NOCN (formerly National Open College Network) v Open College Network Credit4Learning –  All ER (D) 125 (Sep)
Since the 1980s, a number of organisations across the country, known as ‘open college networks’, had been set up to encourage the development of routes to higher education for adults, operating in a particular region of the United Kingdom.
In 1987, a national body was set up to co-ordinate the activities of those local organisations. That was the predecessor of the claimant.
The claimant owned a number of trade marks including a UK trade mark for the letters ‘OCN’, Â a UK trade mark for the letters ‘NOCN’ and Â ten UK registered trade marks, each of which consisted either ‘nocn’ Â or ‘ocn’.
The defendant was an open college network.
In May 2006, following disagreements between the claimant and defendant, a membership agreement between them came to an end. There followed a series of disputes by correspondence, culminating in the present proceedings.
At the core of the dispute was the question whether the defendant was entitled to identify itself as an ‘OCN’, having relinquished membership of the claimant’s organisation.
The claimant complained that the defendant had traded under the name OCN and the name OCN Credit4Learning therefore infringing each of its trade marks.
The defendant denied infringement and counterclaimed for a declaration that the OCN mark and the swoosh marks be revoked on the grounds that, first, the defendant was the proprietor of earlier rights arising from the use of ‘OCN’ in respect of the name OCN itself and signs similar to the swoosh mark. This therefore means the marks were invalidly registered, as stated under s 5(4)(a) of the Trade Marks Act 1994.
Secondly, the OCN mark, at the time it had been registered, had consisted exclusively of a sign or indication which had become customary in the present language or in the bona fide and established practices of the trade, contrary to s 3(1)(d) of the Act.
Thirdly, the swoosh marks had been applied for in bad faith, contrary to s 3(6) of the Act.
Further, the claimant claimed ownership of goodwill in its business, which goodwill it said was associated with each of the letters OCN the letters NOCN and itÂs swoosh mark.
The claimant alleged that the defendant was liable for passing off by reason of its trading under the name OCN the name OCN Credit4Learning the defendant’s domain name and the defendant’s logo.
- The development and ownership of Goodwill in the name ÂOCNÂ
- The validity of the ÂOCNÂ mark
- The alleged infringement of the ÂNOCNÂ mark
- The validity and infringement of the ÂSwooshÂ marks
- Any evidence of passing off
It was not accepted that goodwill had ever subsisted which had been associated with the letters ‘OCN’ standing alone as an abbreviation of ‘open college network’. The term was entirely descriptive
Since its incorporation in February 1999, the claimant had acquired goodwill in its business.
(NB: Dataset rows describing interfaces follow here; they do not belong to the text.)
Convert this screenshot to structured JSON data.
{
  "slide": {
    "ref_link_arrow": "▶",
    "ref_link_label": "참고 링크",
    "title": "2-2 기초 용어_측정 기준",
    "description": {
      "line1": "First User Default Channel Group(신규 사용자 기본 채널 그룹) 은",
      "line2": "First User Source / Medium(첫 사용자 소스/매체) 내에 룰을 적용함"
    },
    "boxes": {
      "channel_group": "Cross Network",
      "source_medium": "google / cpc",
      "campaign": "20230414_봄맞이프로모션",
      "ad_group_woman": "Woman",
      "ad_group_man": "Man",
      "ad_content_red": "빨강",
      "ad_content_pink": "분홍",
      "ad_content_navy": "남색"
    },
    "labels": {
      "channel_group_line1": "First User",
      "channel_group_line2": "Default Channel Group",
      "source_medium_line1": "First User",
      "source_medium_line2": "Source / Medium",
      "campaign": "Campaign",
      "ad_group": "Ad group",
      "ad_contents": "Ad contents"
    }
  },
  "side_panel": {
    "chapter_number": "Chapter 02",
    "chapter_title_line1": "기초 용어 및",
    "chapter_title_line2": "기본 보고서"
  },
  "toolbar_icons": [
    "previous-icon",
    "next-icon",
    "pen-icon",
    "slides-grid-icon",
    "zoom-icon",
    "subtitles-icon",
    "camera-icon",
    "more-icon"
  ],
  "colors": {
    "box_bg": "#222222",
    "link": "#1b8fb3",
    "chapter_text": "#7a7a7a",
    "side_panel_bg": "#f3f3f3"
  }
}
However, that goodwill could not be attached to a purely descriptive term.
In addition, it was not doubted that each individual open college network had always owned goodwill in its business. Each had been held responsible for the character and quality of its services. Therefore the goodwill developed is in relation to each specific college not the abbreviation ÂOCNÂ as a whole.
In respect of the OCN mark, , the defendant’s counterclaim in relation to the validity of the mark, pursuant to s 5(4)(a) of the Act failed, but it succeeded, pursuant to s 3(1)(d) of the Act.
There was no challenge to the validity of the NOCN mark
The swoosh marks had not been invalidly registered, pursuant to s 5(4)(a) of the Act, because the defendant had not been the owner of any relevant earlier right. Further, the swoosh marks were not liable for revocation on the ground of bad faith. Furthermore, the swoosh marks were not infringed by the OCN sign, the name ‘OCN Credit4Learning’ or the defendant’s domain name, for the reason discussed in relation to the NOCN mark. Therefore, the claim for trade mark infringement failed
With respect to passing off, the goodwill in the claimant’s business had been associated with the trade name ‘NOCN’ and the claimant’s swoosh mark, but not ‘OCN’. The claimant was entitled to rely only on the goodwill in its business associated with ‘NOCN’ and itÂs swoosh mark. Any confusion with ‘NOCN’ could have arisen only because of the defendant’s use of the descriptor ‘OCN’. Such use could not have given rise to an actionable misrepresentation. On the other hand, use of the defendant’s logo had constituted a misrepresentation that the defendant had been associated in the course of trade with the claimant Therefore, the claim for passing off succeeded, but only in relation to the defendant’s logo.